Search the entries for the word "name". Copy every line where it turns up.
==================================================
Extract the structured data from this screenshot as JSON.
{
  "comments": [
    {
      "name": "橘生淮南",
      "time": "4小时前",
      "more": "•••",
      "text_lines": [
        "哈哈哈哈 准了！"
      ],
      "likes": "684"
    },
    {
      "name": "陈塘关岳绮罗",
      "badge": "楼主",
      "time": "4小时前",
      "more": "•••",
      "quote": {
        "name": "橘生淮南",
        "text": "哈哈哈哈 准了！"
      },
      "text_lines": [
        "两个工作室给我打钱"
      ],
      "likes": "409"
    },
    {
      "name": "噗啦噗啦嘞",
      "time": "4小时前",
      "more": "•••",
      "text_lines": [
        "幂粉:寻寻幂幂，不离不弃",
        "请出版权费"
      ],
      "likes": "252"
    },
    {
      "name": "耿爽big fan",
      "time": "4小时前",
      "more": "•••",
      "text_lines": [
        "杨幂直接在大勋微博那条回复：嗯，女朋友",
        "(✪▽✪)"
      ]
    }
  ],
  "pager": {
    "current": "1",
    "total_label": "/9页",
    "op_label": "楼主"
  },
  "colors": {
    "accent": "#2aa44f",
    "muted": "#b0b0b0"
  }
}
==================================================
--- Written answer ---
      "name": "橘生淮南",
      "name": "陈塘关岳绮罗",
        "name": "橘生淮南",
      "name": "噗啦噗啦嘞",
      "name": "耿爽big fan",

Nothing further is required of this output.